Writing on the Wall
In 2011, after struggling with grief over the death of his mother, the artist Candy Chang covered up the side of his life. an abandoned house in New Orleans with the statement, "Before you die, I want ________. "Within 24 hours, passersby had picked up the chalk provided and filled the entire wall. Since then, more than 3,000 "Before I Die" walls (including the one in Atlanta, above) have been created in more than 70 countries. "Many people shared how the wall helped them re-appreciate their current life," says Chang, a graduate in urbanism, graphics and architecture. Most entries, she notes, revolve around a handful of themes: finding inner peace, love, helping others, traveling and connecting with family. Perhaps unsurprisingly, they reflect the deathbed regrets typically heard by hospice workers, who understand not spending more time with loved ones, not staying true to who they felt, and living a contact too sure.
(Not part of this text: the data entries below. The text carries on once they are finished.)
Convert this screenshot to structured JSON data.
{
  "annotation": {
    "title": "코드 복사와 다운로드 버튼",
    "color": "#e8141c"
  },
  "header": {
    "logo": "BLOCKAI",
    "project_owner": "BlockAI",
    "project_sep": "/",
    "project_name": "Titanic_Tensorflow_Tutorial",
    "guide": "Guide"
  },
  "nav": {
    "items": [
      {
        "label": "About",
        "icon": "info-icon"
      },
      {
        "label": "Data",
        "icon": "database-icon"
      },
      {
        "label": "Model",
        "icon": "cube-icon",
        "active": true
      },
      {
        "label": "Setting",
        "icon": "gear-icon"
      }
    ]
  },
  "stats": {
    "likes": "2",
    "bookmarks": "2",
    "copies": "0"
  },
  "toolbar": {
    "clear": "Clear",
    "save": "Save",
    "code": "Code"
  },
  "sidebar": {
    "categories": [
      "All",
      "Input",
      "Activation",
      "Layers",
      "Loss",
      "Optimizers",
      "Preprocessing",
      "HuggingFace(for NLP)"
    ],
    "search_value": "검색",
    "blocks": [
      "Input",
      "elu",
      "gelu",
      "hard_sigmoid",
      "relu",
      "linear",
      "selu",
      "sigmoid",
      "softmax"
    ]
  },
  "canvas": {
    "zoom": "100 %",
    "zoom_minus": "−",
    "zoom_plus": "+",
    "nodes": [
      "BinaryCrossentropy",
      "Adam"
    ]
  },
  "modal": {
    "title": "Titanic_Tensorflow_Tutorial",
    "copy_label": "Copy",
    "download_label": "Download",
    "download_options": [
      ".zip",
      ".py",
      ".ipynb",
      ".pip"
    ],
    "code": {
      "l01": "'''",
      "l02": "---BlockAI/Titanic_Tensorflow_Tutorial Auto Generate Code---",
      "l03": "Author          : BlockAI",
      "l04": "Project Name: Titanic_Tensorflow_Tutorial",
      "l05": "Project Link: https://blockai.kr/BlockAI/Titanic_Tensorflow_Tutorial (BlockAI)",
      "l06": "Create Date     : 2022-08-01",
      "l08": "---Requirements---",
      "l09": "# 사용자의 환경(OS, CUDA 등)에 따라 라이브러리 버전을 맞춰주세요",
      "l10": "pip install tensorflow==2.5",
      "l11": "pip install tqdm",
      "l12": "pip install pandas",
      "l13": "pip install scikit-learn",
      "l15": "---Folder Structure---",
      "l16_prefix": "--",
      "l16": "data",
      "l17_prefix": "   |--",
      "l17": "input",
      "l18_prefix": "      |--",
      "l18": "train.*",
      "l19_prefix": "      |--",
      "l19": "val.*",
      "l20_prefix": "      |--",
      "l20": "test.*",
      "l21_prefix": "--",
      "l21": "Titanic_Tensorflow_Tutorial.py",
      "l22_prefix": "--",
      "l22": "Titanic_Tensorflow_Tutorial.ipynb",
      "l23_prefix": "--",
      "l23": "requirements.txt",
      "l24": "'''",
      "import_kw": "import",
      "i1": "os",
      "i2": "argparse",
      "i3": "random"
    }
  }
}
The illustrations below capture some of the most poignant responses people have written, seen through the eyes of the women artists we commissioned to bring them to life.